With a rich history filled with names such as Dick Grace, Heidi Barrett, David Abreau, and Philippe Melka, I knew I would be in for a special treat during my visit to Vineyard 29. Austin Gallion, Directory of Hospitality, swung open the huge metal doors at the entrance to the winery to greet us and lead us upstairs to the terrace with gorgeous views of the surrounding St Helena area.

Our first taste, surprisingly, was their other label Cru – a crisp Sauvignon Blanc and an elegant Pinot Noir from the high-regarded Shea Vineyard in Oregon. Yes, we tasted a Pinot from Oregon that they sell at their St Helena-based winery. I loved it! The Cru Cab is the lion’s share of this label and at $60, a relative bargain for a wine of that caliber.


Including the recently acquired Aida Vineyard in Calistoga, Vineyard 29 consists of 14 acres of vineyards used to make 6 estate wines, each made in small quantities of 50 to 800 cases with some selling for as much as $250 a bottle. I was looking forward to getting to that part of our tasting but first Austin led us on a brief tour of the production facilities.

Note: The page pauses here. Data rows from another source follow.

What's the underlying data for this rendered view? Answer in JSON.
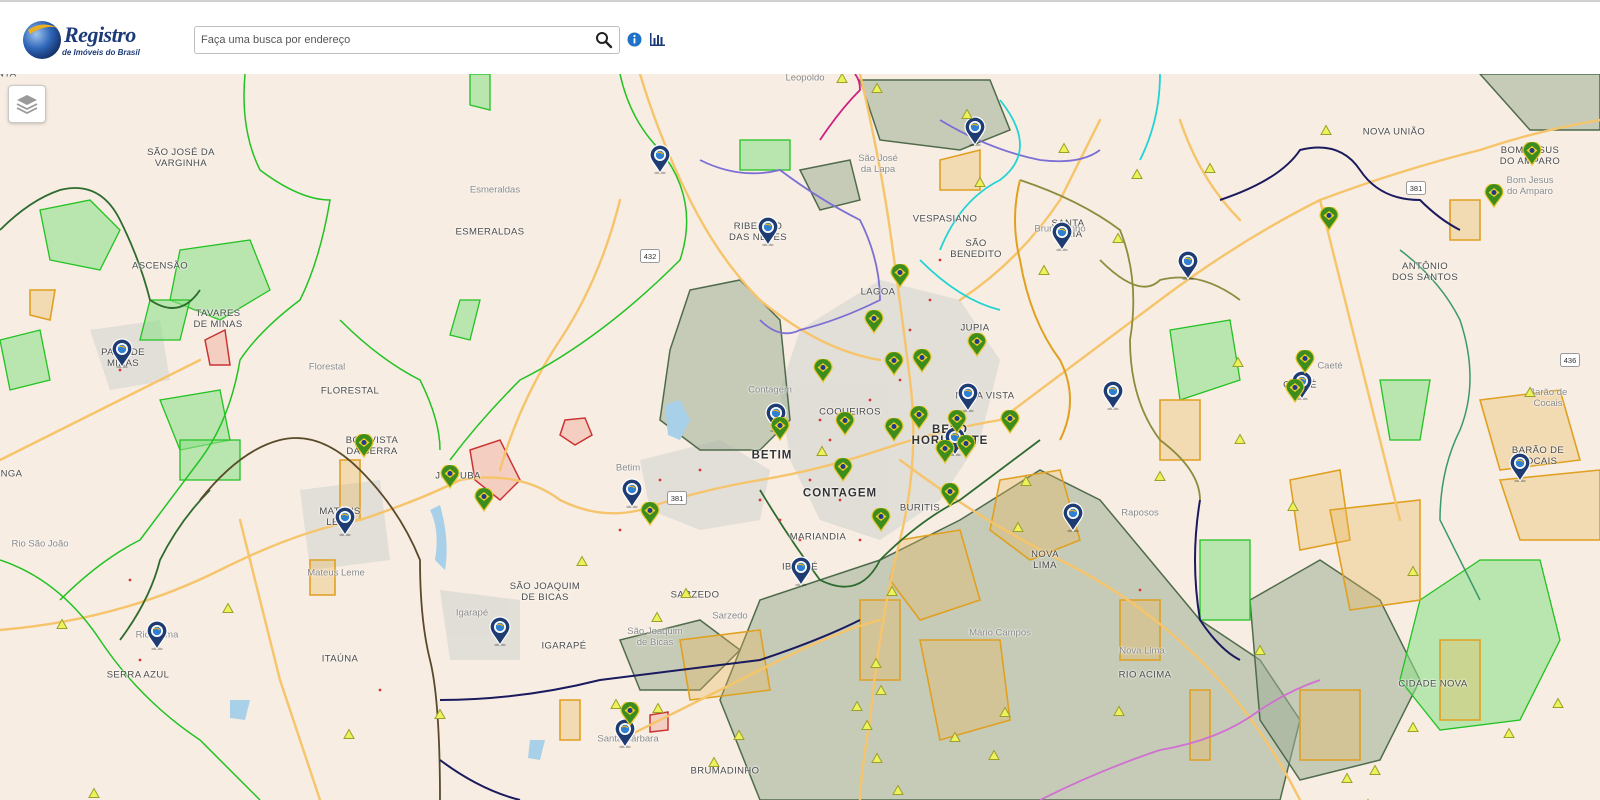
{
  "header": {
    "logo_title": "Registro",
    "logo_subtitle": "de Imóveis do Brasil",
    "search_placeholder": "Faça uma busca por endereço",
    "icons": [
      "search-icon",
      "info-icon",
      "bar-chart-icon"
    ]
  },
  "map": {
    "layers_control_icon": "layers-icon",
    "colors": {
      "background": "#f7ede3",
      "roads": "#f6c46a",
      "green_boundary": "#22c222",
      "dark_green_boundary": "#2e6b2e",
      "orange_area": "#e0a020",
      "olive_area": "#8c8c3c",
      "navy_boundary": "#1a1a5e",
      "purple_boundary": "#7b6fd4",
      "cyan_boundary": "#22d3d3",
      "pin_blue": "#1f3c72",
      "cert_green": "#3c8c1e"
    },
    "labels": [
      {
        "text": "Leopoldo",
        "small": true
      },
      {
        "text": "NOVA UNIÃO"
      },
      {
        "text": "SÃO JOSÉ DA\nVARGINHA"
      },
      {
        "text": "São José\nda Lapa",
        "small": true
      },
      {
        "text": "BOM JESUS\nDO AMPARO"
      },
      {
        "text": "Bom Jesus\ndo Amparo",
        "small": true
      },
      {
        "text": "Esmeraldas",
        "small": true
      },
      {
        "text": "ESMERALDAS"
      },
      {
        "text": "RIBEIRÃO\nDAS NEVES"
      },
      {
        "text": "VESPASIANO"
      },
      {
        "text": "SANTA\nLUZIA"
      },
      {
        "text": "SÃO\nBENEDITO"
      },
      {
        "text": "ASCENSÃO"
      },
      {
        "text": "LAGOA"
      },
      {
        "text": "ANTÔNIO\nDOS SANTOS"
      },
      {
        "text": "TAVARES\nDE MINAS"
      },
      {
        "text": "JUPIA"
      },
      {
        "text": "Caeté",
        "small": true
      },
      {
        "text": "Florestal",
        "small": true
      },
      {
        "text": "FLORESTAL"
      },
      {
        "text": "Contagem",
        "small": true
      },
      {
        "text": "NOVA VISTA"
      },
      {
        "text": "CAETÉ"
      },
      {
        "text": "Barão de\nCocais",
        "small": true
      },
      {
        "text": "PARÁ DE\nMINAS"
      },
      {
        "text": "COQUEIROS"
      },
      {
        "text": "BELO\nHORIZONTE",
        "big": true
      },
      {
        "text": "BOA VISTA\nDA SERRA"
      },
      {
        "text": "BETIM",
        "big": true
      },
      {
        "text": "Betim",
        "small": true
      },
      {
        "text": "JUATUBA"
      },
      {
        "text": "BARÃO DE\nCOCAIS"
      },
      {
        "text": "CONTAGEM",
        "big": true
      },
      {
        "text": "BURITIS"
      },
      {
        "text": "INGA"
      },
      {
        "text": "Raposos",
        "small": true
      },
      {
        "text": "MATEUS\nLEME"
      },
      {
        "text": "MARIANDIA"
      },
      {
        "text": "IBIRITÉ"
      },
      {
        "text": "NOVA\nLIMA"
      },
      {
        "text": "Mateus Leme",
        "small": true
      },
      {
        "text": "SÃO JOAQUIM\nDE BICAS"
      },
      {
        "text": "SARZEDO"
      },
      {
        "text": "Rio São João",
        "small": true
      },
      {
        "text": "Sarzedo",
        "small": true
      },
      {
        "text": "Igarapé",
        "small": true
      },
      {
        "text": "IGARAPÉ"
      },
      {
        "text": "São Joaquim\nde Bicas",
        "small": true
      },
      {
        "text": "Mário Campos",
        "small": true
      },
      {
        "text": "Nova Lima",
        "small": true
      },
      {
        "text": "RIO ACIMA"
      },
      {
        "text": "Rio Acima",
        "small": true
      },
      {
        "text": "ITAÚNA"
      },
      {
        "text": "SERRA AZUL"
      },
      {
        "text": "CIDADE NOVA"
      },
      {
        "text": "Santa Bárbara",
        "small": true
      },
      {
        "text": "BRUMADINHO"
      },
      {
        "text": "Brumadinho",
        "small": true
      },
      {
        "text": "SANTA"
      }
    ],
    "road_shields": [
      "381",
      "432",
      "381",
      "436"
    ]
  }
}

Getting juice from one place to another is part-and-parcel of making wine. Ideally, you would use gravity to do the work but not every winery is set up to take advantage of gravity. Instead they use mechanical pumps to siphon the fermenting juice from the bottom of the fermenter and pump it back up and over the top of the cap. Pumping is thought to be bad for wine, as it introduces a lot of air and can cause “bruising.” But what are ya gonna do?

Well, at Vineyard 29 they built an ingenious freight elevator to fill, lift and empty tanks. By shuffling the different vessels around they’re able to avoid pumping almost entirely. Only someone with a tech or engineering background could have conceived this set-up. And wouldn’t you know it, that’s the exactly case with the current owners.


Austin then took us into their wine library inside the caves where we were surrounded by vintage after vintage of every size bottle format they make. (I did not see the elusive Nebuchadnezzar, however.) The best part of all — at least for me — was a food pairing especially created for each wine.

Vineyard 29 is fortunate to have Austin running their hospitality program, not just because of his exuberant and informative personality, but because he is a trained chef. Having previously helped open Redd and Martini House, he also led the wine and food tasting menus for La Toque. His talent and passion for wine and food pairing make this a huge asset for guests. And I’m not talking just local cheeses and chocolates, though Austin’s favorite cheese — Fiscalini, a 34-year aged cheddar from California — is a regular at his tastings. It was almost like a pecorino and was truly the perfect compliment to the estate Cab. The rest of the food was outstanding and each flavor note so carefully paired with each wine. I’m talking a meal in a spoon. Our bites included a Colorado lamb loin with green garlic potato puree and strawberry, and a beef short rib with risotto, cherry and fried shallots. Each highlighted the hints of berries, cherries, licorice, all spice and other flavors in their incredibly accessible Zinfandel and two Cabernets, one from the St. Helena estate and the other from Aida Vineyard.


They don’t take many visitors, but the few lucky are in for a real treat!